▸ What is expected
Search the listing below for the word "name" and copy each line where it appears.

▸ Information shown
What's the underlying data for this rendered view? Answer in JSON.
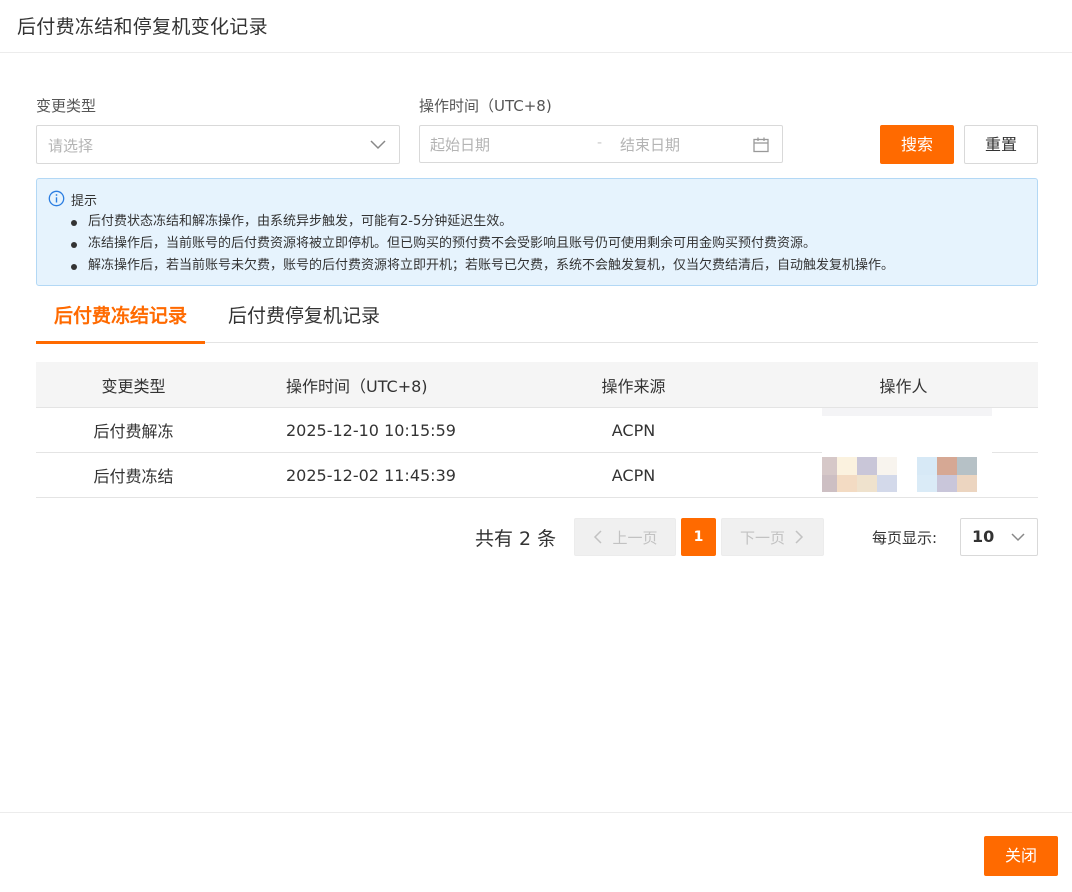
{
  "dialog": {
    "title": "后付费冻结和停复机变化记录"
  },
  "filters": {
    "change_type_label": "变更类型",
    "change_type_placeholder": "请选择",
    "op_time_label": "操作时间（UTC+8)",
    "start_date_placeholder": "起始日期",
    "end_date_placeholder": "结束日期",
    "separator": "-",
    "search_button": "搜索",
    "reset_button": "重置"
  },
  "tip": {
    "title": "提示",
    "items": [
      "后付费状态冻结和解冻操作，由系统异步触发，可能有2-5分钟延迟生效。",
      "冻结操作后，当前账号的后付费资源将被立即停机。但已购买的预付费不会受影响且账号仍可使用剩余可用金购买预付费资源。",
      "解冻操作后，若当前账号未欠费，账号的后付费资源将立即开机；若账号已欠费，系统不会触发复机，仅当欠费结清后，自动触发复机操作。"
    ]
  },
  "tabs": [
    {
      "label": "后付费冻结记录",
      "active": true
    },
    {
      "label": "后付费停复机记录",
      "active": false
    }
  ],
  "table": {
    "columns": [
      "变更类型",
      "操作时间（UTC+8)",
      "操作来源",
      "操作人"
    ],
    "rows": [
      {
        "type": "后付费解冻",
        "time": "2025-12-10 10:15:59",
        "source": "ACPN",
        "operator": ""
      },
      {
        "type": "后付费冻结",
        "time": "2025-12-02 11:45:39",
        "source": "ACPN",
        "operator": ""
      }
    ]
  },
  "pagination": {
    "total_text": "共有 2 条",
    "prev_label": "上一页",
    "next_label": "下一页",
    "current_page": "1",
    "page_size_label": "每页显示:",
    "page_size_value": "10"
  },
  "footer": {
    "close_button": "关闭"
  },
  "colors": {
    "accent": "#ff6a00",
    "tip_bg": "#e6f3fd",
    "tip_border": "#b3d8f5",
    "info_blue": "#2b7de1"
  }
}
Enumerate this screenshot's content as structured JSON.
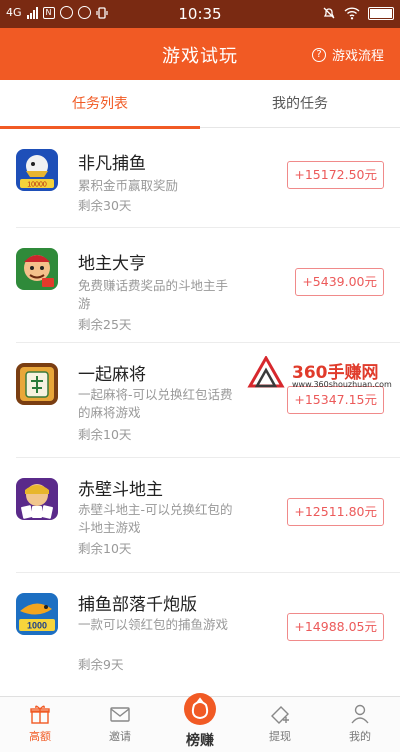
{
  "status_bar": {
    "network": "4G",
    "time": "10:35"
  },
  "header": {
    "title": "游戏试玩",
    "flow_label": "游戏流程",
    "help_glyph": "?"
  },
  "tabs": [
    {
      "label": "任务列表",
      "active": true
    },
    {
      "label": "我的任务",
      "active": false
    }
  ],
  "tasks": [
    {
      "name": "非凡捕鱼",
      "desc": "累积金币赢取奖励",
      "remaining": "剩余30天",
      "reward": "+15172.50元",
      "icon": "fishing-game-icon",
      "icon_text": "10000"
    },
    {
      "name": "地主大亨",
      "desc": "免费赚话费奖品的斗地主手游",
      "remaining": "剩余25天",
      "reward": "+5439.00元",
      "icon": "landlord-game-icon",
      "icon_text": ""
    },
    {
      "name": "一起麻将",
      "desc": "一起麻将-可以兑换红包话费的麻将游戏",
      "remaining": "剩余10天",
      "reward": "+15347.15元",
      "icon": "mahjong-game-icon",
      "icon_text": ""
    },
    {
      "name": "赤壁斗地主",
      "desc": "赤壁斗地主-可以兑换红包的斗地主游戏",
      "remaining": "剩余10天",
      "reward": "+12511.80元",
      "icon": "chibi-game-icon",
      "icon_text": ""
    },
    {
      "name": "捕鱼部落千炮版",
      "desc": "一款可以领红包的捕鱼游戏",
      "remaining": "剩余9天",
      "reward": "+14988.05元",
      "icon": "fish-tribe-game-icon",
      "icon_text": "1000"
    }
  ],
  "watermark": {
    "title": "360手赚网",
    "url": "www.360shouzhuan.com"
  },
  "bottom_nav": [
    {
      "label": "高额",
      "icon": "gift-icon",
      "active": true
    },
    {
      "label": "邀请",
      "icon": "mail-icon",
      "active": false
    },
    {
      "label": "榜赚",
      "icon": "coin-bag-icon",
      "active": false
    },
    {
      "label": "提现",
      "icon": "ticket-icon",
      "active": false
    },
    {
      "label": "我的",
      "icon": "user-icon",
      "active": false
    }
  ],
  "colors": {
    "accent": "#f15a24",
    "status_bar": "#7a2a12",
    "reward_border": "#f08a8a",
    "reward_text": "#ec5a5a"
  }
}
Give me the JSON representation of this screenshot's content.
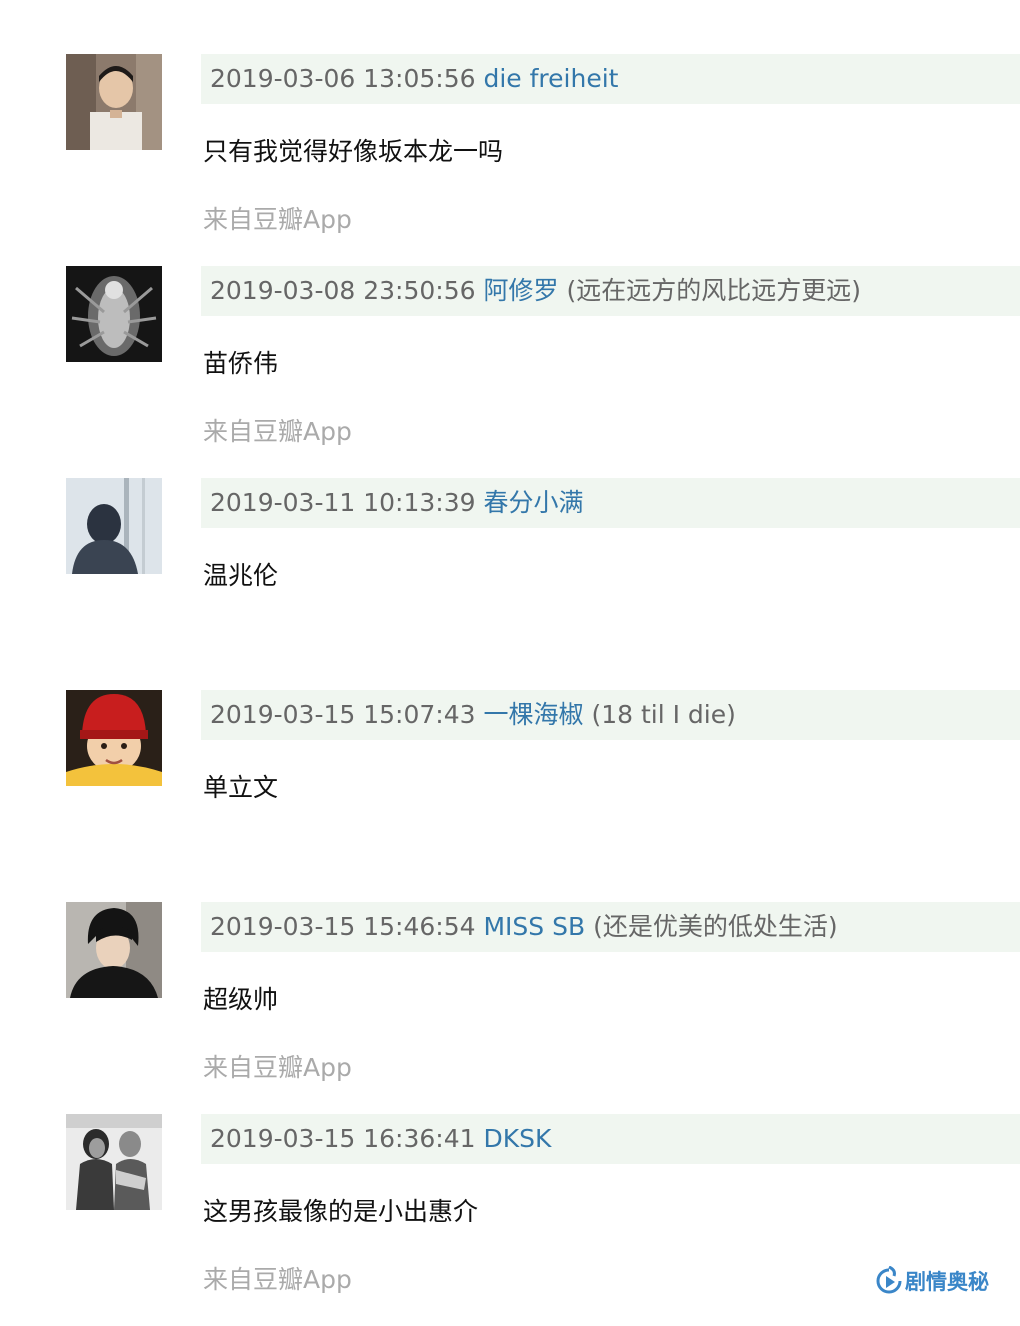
{
  "comments": [
    {
      "time": "2019-03-06 13:05:56",
      "author": "die freiheit",
      "signature": "",
      "content": "只有我觉得好像坂本龙一吗",
      "source": "来自豆瓣App"
    },
    {
      "time": "2019-03-08 23:50:56",
      "author": "阿修罗",
      "signature": "(远在远方的风比远方更远)",
      "content": "苗侨伟",
      "source": "来自豆瓣App"
    },
    {
      "time": "2019-03-11 10:13:39",
      "author": "春分小满",
      "signature": "",
      "content": "温兆伦",
      "source": ""
    },
    {
      "time": "2019-03-15 15:07:43",
      "author": "一棵海椒",
      "signature": "(18 til I die)",
      "content": "单立文",
      "source": ""
    },
    {
      "time": "2019-03-15 15:46:54",
      "author": "MISS SB",
      "signature": "(还是优美的低处生活)",
      "content": "超级帅",
      "source": "来自豆瓣App"
    },
    {
      "time": "2019-03-15 16:36:41",
      "author": "DKSK",
      "signature": "",
      "content": "这男孩最像的是小出惠介",
      "source": "来自豆瓣App"
    }
  ],
  "colors": {
    "header_background": "#f0f6f0",
    "author_link": "#3377aa",
    "timestamp": "#666666",
    "source_text": "#aaaaaa",
    "watermark": "#3a86c8"
  },
  "watermark": {
    "text": "剧情奥秘",
    "icon": "play-logo-icon"
  }
}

▸ Answer for the task
      "name": "非凡捕鱼",
      "name": "地主大亨",
      "name": "一起麻将",
      "name": "赤壁斗地主",
      "name": "捕鱼部落千炮版",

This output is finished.